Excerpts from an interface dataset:
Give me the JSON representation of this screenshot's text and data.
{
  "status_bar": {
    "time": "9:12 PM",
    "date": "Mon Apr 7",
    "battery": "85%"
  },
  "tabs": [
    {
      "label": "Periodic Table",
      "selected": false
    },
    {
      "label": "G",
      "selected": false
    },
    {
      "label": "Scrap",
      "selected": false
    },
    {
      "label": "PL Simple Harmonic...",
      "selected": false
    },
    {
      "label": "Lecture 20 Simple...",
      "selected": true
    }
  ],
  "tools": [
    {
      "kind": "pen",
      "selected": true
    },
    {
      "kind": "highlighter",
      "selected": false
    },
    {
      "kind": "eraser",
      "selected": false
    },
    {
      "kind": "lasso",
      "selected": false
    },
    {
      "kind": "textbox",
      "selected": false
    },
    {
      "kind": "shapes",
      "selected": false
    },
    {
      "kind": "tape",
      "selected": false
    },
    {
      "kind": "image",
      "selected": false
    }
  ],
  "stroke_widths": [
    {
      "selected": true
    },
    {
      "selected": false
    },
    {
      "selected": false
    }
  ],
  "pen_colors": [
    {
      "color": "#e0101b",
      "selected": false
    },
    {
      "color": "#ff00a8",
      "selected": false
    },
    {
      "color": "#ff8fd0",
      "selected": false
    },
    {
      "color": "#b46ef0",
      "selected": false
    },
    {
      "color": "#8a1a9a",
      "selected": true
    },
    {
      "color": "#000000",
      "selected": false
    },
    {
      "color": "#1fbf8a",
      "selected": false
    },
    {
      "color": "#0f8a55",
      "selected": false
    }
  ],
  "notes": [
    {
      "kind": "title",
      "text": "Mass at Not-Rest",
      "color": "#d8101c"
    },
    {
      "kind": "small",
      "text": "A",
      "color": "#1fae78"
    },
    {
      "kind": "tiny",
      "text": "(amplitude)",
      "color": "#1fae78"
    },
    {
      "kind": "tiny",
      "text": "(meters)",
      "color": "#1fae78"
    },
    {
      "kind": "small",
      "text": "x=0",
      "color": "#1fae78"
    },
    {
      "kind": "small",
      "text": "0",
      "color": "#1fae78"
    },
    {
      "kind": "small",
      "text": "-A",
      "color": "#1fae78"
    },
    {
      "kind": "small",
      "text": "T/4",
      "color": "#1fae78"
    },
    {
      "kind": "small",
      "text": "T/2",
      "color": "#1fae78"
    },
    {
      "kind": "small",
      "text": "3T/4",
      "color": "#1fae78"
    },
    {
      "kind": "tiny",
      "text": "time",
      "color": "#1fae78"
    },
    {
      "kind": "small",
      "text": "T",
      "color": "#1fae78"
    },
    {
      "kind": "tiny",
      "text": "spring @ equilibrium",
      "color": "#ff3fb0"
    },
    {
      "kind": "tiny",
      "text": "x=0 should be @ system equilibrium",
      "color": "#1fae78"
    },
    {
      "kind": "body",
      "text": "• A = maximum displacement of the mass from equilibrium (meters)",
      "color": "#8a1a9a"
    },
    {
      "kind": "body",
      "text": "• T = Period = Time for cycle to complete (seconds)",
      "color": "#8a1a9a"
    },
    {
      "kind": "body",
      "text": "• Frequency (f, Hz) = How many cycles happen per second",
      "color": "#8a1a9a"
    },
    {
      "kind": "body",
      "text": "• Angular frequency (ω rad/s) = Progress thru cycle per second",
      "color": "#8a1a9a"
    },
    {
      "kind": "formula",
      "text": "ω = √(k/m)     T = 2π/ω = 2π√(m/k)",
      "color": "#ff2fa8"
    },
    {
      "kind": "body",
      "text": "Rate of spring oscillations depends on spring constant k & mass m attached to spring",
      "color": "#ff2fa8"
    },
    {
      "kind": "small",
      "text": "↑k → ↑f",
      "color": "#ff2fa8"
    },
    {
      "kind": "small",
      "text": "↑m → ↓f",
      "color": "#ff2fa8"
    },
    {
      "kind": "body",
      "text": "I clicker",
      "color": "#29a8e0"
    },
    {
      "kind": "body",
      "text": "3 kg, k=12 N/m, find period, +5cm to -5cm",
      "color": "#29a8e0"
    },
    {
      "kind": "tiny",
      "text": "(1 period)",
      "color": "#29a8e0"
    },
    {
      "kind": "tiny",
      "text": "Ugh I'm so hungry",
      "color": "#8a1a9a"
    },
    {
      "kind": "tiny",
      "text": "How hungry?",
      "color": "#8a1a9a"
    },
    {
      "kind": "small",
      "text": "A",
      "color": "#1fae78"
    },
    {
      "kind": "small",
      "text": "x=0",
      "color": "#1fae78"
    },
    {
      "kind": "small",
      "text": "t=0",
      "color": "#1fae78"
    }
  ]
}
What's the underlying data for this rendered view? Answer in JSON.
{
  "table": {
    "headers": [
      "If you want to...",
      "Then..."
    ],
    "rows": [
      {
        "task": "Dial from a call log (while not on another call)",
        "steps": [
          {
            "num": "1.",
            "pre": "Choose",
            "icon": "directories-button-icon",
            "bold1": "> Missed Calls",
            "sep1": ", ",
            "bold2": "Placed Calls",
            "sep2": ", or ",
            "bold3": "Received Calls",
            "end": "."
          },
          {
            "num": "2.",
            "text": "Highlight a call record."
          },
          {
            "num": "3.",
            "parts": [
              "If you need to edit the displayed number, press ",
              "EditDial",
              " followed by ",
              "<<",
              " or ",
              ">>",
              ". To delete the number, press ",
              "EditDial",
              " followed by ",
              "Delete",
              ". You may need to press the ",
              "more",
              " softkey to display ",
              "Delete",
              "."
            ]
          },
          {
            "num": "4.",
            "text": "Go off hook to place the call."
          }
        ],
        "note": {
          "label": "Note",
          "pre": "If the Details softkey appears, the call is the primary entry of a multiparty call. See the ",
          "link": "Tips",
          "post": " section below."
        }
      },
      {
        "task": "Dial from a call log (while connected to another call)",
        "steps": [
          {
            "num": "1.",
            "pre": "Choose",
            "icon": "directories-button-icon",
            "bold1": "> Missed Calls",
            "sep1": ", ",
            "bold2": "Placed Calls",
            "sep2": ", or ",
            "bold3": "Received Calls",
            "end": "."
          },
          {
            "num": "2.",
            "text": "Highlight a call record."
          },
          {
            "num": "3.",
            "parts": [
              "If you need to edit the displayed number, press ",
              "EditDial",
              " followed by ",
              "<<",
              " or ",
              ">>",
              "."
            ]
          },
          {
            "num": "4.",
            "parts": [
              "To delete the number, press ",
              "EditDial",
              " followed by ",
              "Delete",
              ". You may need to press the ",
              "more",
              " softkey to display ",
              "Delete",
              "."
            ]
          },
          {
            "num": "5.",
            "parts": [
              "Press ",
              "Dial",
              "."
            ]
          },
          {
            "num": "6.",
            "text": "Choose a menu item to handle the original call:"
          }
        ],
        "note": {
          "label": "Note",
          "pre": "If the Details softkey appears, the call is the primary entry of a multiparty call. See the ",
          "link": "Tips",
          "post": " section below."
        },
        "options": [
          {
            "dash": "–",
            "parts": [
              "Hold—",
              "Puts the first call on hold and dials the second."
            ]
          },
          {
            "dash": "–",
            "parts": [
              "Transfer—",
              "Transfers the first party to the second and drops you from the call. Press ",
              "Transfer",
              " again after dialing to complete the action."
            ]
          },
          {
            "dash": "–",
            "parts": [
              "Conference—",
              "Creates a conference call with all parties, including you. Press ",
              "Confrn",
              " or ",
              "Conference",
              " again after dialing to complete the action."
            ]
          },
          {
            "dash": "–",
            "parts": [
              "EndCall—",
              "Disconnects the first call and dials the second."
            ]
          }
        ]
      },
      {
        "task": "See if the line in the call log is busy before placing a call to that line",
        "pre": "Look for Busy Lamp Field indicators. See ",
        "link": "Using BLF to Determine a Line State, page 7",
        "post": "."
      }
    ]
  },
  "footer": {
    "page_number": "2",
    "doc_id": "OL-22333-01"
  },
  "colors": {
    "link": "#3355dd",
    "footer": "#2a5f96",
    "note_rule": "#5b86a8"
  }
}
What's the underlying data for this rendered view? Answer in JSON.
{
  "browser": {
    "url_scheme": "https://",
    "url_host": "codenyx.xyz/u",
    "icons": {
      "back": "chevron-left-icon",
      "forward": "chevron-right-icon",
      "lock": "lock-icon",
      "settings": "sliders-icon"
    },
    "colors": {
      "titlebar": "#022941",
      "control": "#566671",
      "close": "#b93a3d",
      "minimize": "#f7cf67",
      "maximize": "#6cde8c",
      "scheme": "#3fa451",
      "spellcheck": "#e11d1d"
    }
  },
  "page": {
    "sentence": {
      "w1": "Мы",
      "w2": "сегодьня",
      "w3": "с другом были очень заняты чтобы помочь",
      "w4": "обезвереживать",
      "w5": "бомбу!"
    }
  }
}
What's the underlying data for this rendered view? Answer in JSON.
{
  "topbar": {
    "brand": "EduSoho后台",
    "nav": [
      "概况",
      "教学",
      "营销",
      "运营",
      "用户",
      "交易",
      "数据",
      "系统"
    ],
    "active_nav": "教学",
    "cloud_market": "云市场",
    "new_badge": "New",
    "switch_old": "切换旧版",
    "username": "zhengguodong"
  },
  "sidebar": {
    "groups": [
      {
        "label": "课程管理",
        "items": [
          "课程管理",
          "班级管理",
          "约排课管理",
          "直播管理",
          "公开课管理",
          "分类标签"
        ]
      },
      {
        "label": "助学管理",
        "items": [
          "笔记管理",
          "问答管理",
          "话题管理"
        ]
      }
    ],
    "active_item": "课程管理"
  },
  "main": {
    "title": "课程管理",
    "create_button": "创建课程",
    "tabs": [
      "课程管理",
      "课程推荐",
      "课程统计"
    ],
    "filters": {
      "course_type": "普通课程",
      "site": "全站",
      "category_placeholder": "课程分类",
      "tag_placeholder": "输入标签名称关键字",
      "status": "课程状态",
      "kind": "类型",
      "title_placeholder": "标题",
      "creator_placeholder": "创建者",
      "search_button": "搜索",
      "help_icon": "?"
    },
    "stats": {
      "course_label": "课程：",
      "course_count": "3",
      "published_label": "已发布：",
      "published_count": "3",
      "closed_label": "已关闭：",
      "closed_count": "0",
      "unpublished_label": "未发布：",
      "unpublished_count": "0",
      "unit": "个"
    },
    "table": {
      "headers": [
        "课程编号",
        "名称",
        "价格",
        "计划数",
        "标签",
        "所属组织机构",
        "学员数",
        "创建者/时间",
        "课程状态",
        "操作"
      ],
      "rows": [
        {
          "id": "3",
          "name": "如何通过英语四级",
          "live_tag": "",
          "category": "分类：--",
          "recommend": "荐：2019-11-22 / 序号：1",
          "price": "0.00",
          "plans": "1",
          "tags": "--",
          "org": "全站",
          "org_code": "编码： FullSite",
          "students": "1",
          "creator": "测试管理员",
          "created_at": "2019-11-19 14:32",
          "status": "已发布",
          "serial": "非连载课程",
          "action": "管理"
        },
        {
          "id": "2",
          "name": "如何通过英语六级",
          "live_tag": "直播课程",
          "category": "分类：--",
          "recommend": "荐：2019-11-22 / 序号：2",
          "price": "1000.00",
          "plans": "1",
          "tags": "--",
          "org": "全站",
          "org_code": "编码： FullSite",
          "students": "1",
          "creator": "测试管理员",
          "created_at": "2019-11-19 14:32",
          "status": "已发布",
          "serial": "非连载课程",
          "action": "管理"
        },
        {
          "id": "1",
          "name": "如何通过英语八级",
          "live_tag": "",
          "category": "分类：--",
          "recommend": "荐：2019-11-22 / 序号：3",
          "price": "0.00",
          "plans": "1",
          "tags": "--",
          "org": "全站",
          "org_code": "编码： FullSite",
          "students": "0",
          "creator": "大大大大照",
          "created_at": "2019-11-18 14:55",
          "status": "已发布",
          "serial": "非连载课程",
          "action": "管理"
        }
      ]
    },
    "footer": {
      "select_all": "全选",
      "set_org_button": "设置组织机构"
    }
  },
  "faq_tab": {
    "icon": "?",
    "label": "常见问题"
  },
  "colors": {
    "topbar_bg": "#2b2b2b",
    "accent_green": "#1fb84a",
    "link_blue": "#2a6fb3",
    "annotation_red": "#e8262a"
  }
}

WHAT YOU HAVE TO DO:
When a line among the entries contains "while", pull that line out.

RESULT BELOW:
        "task": "Dial from a call log (while not on another call)",
        "task": "Dial from a call log (while connected to another call)",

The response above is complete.